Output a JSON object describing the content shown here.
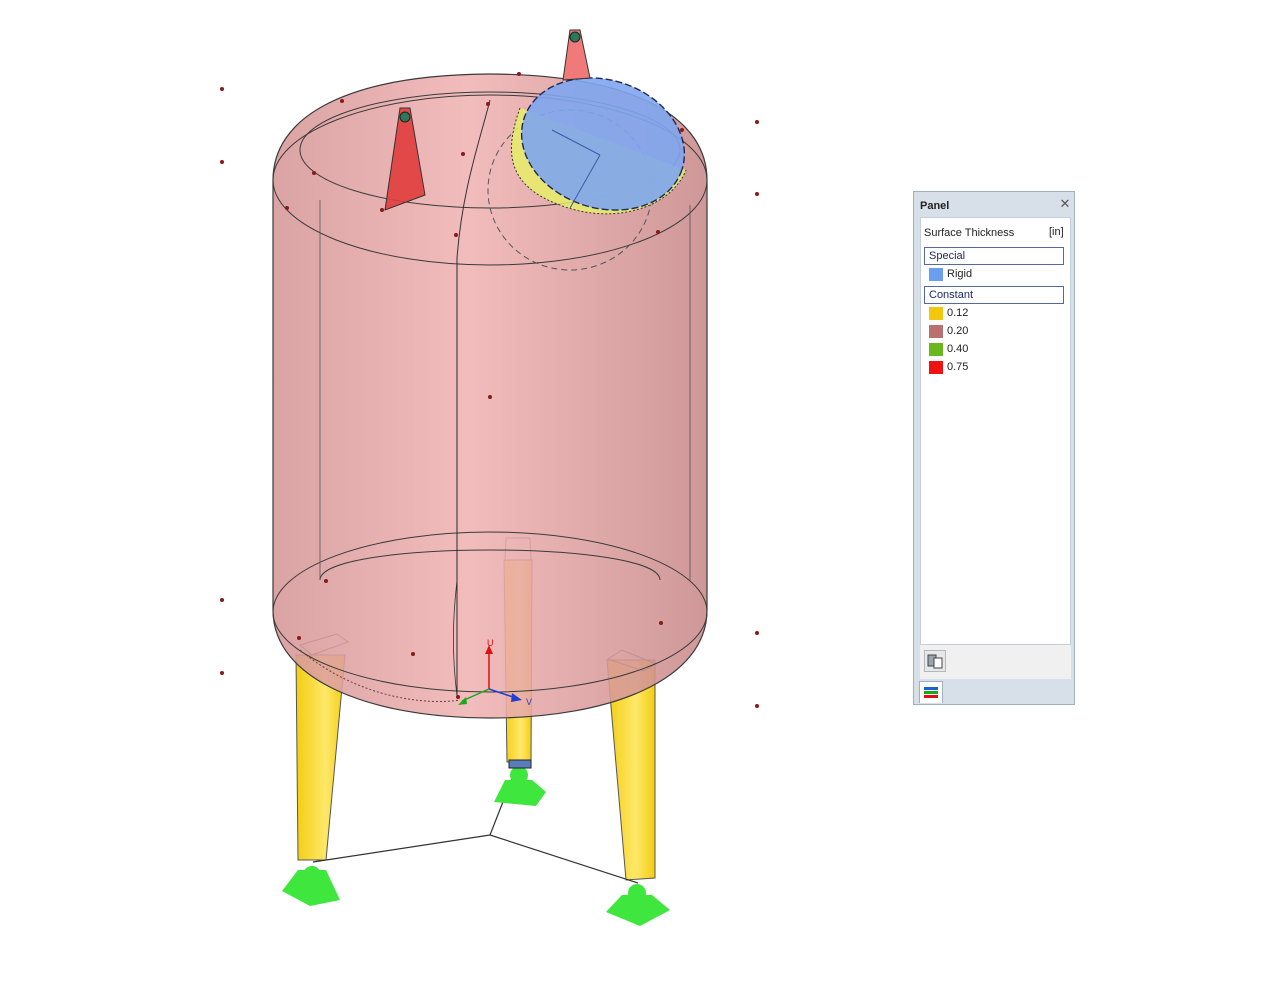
{
  "model": {
    "axes": {
      "u_label": "U",
      "v_label": "V"
    }
  },
  "panel": {
    "title": "Panel",
    "close_icon": "close-icon",
    "content_title": "Surface Thickness",
    "unit": "[in]",
    "groups": [
      {
        "label": "Special",
        "items": [
          {
            "label": "Rigid",
            "color": "#6a9ff0"
          }
        ]
      },
      {
        "label": "Constant",
        "items": [
          {
            "label": "0.12",
            "color": "#f2c80c"
          },
          {
            "label": "0.20",
            "color": "#b87070"
          },
          {
            "label": "0.40",
            "color": "#6ab819"
          },
          {
            "label": "0.75",
            "color": "#ee1212"
          }
        ]
      }
    ],
    "footer_button_icon": "print-icon",
    "tab_icon": "layers-icon"
  }
}
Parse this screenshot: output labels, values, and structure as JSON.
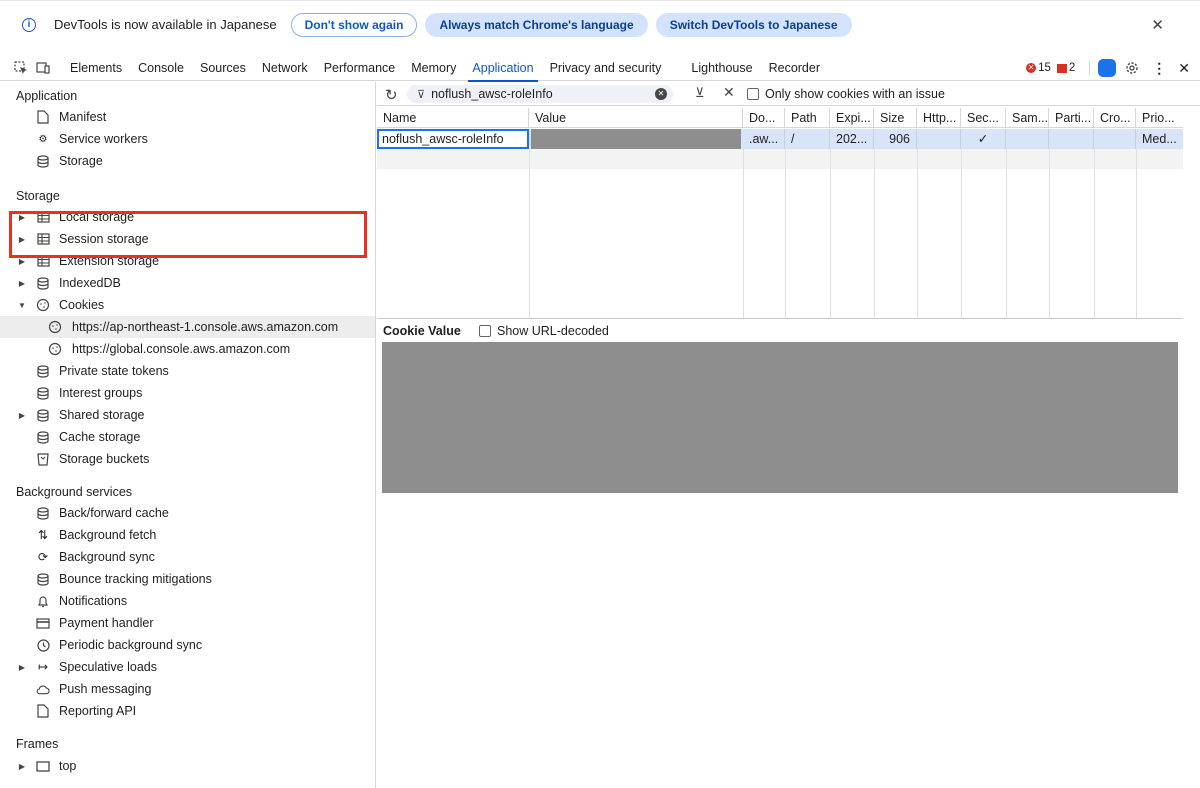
{
  "infobar": {
    "message": "DevTools is now available in Japanese",
    "btn_dont_show": "Don't show again",
    "btn_always_match": "Always match Chrome's language",
    "btn_switch": "Switch DevTools to Japanese"
  },
  "tabs": [
    "Elements",
    "Console",
    "Sources",
    "Network",
    "Performance",
    "Memory",
    "Application",
    "Privacy and security",
    "Lighthouse",
    "Recorder"
  ],
  "active_tab": "Application",
  "status": {
    "errors": "15",
    "issues": "2"
  },
  "sidebar": {
    "app_title": "Application",
    "app_items": [
      "Manifest",
      "Service workers",
      "Storage"
    ],
    "storage_title": "Storage",
    "storage_items": [
      "Local storage",
      "Session storage",
      "Extension storage",
      "IndexedDB",
      "Cookies"
    ],
    "cookie_origins": [
      "https://ap-northeast-1.console.aws.amazon.com",
      "https://global.console.aws.amazon.com"
    ],
    "storage_items2": [
      "Private state tokens",
      "Interest groups",
      "Shared storage",
      "Cache storage",
      "Storage buckets"
    ],
    "bg_title": "Background services",
    "bg_items": [
      "Back/forward cache",
      "Background fetch",
      "Background sync",
      "Bounce tracking mitigations",
      "Notifications",
      "Payment handler",
      "Periodic background sync",
      "Speculative loads",
      "Push messaging",
      "Reporting API"
    ],
    "frames_title": "Frames",
    "frames_items": [
      "top"
    ]
  },
  "toolbar": {
    "filter_value": "noflush_awsc-roleInfo",
    "only_issue_label": "Only show cookies with an issue"
  },
  "table": {
    "headers": [
      "Name",
      "Value",
      "Do...",
      "Path",
      "Expi...",
      "Size",
      "Http...",
      "Sec...",
      "Sam...",
      "Parti...",
      "Cro...",
      "Prio..."
    ],
    "row": {
      "name": "noflush_awsc-roleInfo",
      "domain": ".aw...",
      "path": "/",
      "expires": "202...",
      "size": "906",
      "secure": "✓",
      "priority": "Med..."
    }
  },
  "cookie_value": {
    "label": "Cookie Value",
    "decode_label": "Show URL-decoded"
  }
}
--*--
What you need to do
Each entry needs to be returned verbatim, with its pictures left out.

Response
Output a JSON object describing the content shown here.
{
  "model": {
    "axes": {
      "u_label": "U",
      "v_label": "V"
    }
  },
  "panel": {
    "title": "Panel",
    "close_icon": "close-icon",
    "content_title": "Surface Thickness",
    "unit": "[in]",
    "groups": [
      {
        "label": "Special",
        "items": [
          {
            "label": "Rigid",
            "color": "#6a9ff0"
          }
        ]
      },
      {
        "label": "Constant",
        "items": [
          {
            "label": "0.12",
            "color": "#f2c80c"
          },
          {
            "label": "0.20",
            "color": "#b87070"
          },
          {
            "label": "0.40",
            "color": "#6ab819"
          },
          {
            "label": "0.75",
            "color": "#ee1212"
          }
        ]
      }
    ],
    "footer_button_icon": "print-icon",
    "tab_icon": "layers-icon"
  }
}
Parse this screenshot: output labels, values, and structure as JSON.
{
  "infobar": {
    "message": "DevTools is now available in Japanese",
    "btn_dont_show": "Don't show again",
    "btn_always_match": "Always match Chrome's language",
    "btn_switch": "Switch DevTools to Japanese"
  },
  "tabs": [
    "Elements",
    "Console",
    "Sources",
    "Network",
    "Performance",
    "Memory",
    "Application",
    "Privacy and security",
    "Lighthouse",
    "Recorder"
  ],
  "active_tab": "Application",
  "status": {
    "errors": "15",
    "issues": "2"
  },
  "sidebar": {
    "app_title": "Application",
    "app_items": [
      "Manifest",
      "Service workers",
      "Storage"
    ],
    "storage_title": "Storage",
    "storage_items": [
      "Local storage",
      "Session storage",
      "Extension storage",
      "IndexedDB",
      "Cookies"
    ],
    "cookie_origins": [
      "https://ap-northeast-1.console.aws.amazon.com",
      "https://global.console.aws.amazon.com"
    ],
    "storage_items2": [
      "Private state tokens",
      "Interest groups",
      "Shared storage",
      "Cache storage",
      "Storage buckets"
    ],
    "bg_title": "Background services",
    "bg_items": [
      "Back/forward cache",
      "Background fetch",
      "Background sync",
      "Bounce tracking mitigations",
      "Notifications",
      "Payment handler",
      "Periodic background sync",
      "Speculative loads",
      "Push messaging",
      "Reporting API"
    ],
    "frames_title": "Frames",
    "frames_items": [
      "top"
    ]
  },
  "toolbar": {
    "filter_value": "noflush_awsc-roleInfo",
    "only_issue_label": "Only show cookies with an issue"
  },
  "table": {
    "headers": [
      "Name",
      "Value",
      "Do...",
      "Path",
      "Expi...",
      "Size",
      "Http...",
      "Sec...",
      "Sam...",
      "Parti...",
      "Cro...",
      "Prio..."
    ],
    "row": {
      "name": "noflush_awsc-roleInfo",
      "domain": ".aw...",
      "path": "/",
      "expires": "202...",
      "size": "906",
      "secure": "✓",
      "priority": "Med..."
    }
  },
  "cookie_value": {
    "label": "Cookie Value",
    "decode_label": "Show URL-decoded"
  }
}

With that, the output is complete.